***** RECORDS FOR THE TASK

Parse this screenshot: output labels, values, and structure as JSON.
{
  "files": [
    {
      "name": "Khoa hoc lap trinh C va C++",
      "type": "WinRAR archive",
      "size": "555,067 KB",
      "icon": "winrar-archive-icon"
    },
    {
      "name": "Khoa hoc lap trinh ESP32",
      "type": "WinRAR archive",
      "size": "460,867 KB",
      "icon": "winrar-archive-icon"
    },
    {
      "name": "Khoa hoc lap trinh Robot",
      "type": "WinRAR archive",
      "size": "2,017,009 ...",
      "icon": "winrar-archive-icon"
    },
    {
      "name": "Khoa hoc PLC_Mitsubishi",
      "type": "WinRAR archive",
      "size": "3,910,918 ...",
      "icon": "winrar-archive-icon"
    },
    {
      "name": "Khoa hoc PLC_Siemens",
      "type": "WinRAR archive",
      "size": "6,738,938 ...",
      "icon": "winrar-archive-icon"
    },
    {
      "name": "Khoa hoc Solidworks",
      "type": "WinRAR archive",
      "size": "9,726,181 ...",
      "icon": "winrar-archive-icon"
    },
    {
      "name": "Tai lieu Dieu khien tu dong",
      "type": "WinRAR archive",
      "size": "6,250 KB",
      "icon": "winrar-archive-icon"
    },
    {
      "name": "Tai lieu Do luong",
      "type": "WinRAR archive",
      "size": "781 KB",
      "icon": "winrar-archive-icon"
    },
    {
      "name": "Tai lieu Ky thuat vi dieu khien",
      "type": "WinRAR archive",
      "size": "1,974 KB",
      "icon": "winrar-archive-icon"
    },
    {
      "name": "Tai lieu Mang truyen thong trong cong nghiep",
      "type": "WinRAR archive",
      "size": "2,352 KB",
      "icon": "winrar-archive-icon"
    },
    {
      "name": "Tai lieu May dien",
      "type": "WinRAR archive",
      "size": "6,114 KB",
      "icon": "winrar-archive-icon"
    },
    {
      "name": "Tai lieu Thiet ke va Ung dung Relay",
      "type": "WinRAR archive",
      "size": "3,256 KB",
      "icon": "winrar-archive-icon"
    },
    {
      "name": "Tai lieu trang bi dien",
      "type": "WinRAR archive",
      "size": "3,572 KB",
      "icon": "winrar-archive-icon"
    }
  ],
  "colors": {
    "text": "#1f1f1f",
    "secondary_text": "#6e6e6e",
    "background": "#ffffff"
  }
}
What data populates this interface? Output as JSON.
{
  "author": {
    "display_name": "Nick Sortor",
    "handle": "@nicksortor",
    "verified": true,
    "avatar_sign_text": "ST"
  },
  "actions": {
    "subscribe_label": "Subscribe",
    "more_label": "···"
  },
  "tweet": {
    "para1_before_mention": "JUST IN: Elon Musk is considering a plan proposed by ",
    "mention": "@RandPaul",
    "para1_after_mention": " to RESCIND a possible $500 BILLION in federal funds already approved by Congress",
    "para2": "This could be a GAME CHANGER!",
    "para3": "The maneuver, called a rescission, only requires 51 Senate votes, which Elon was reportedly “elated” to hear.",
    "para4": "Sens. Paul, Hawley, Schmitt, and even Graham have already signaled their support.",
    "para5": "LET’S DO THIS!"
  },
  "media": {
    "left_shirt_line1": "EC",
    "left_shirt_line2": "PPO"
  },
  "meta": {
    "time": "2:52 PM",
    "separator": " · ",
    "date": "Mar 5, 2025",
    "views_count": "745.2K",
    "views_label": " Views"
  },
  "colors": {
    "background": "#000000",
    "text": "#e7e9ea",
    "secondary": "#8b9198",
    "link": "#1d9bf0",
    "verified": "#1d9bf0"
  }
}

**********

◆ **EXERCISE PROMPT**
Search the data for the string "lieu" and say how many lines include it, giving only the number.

◆ **ANSWER SPACE**
7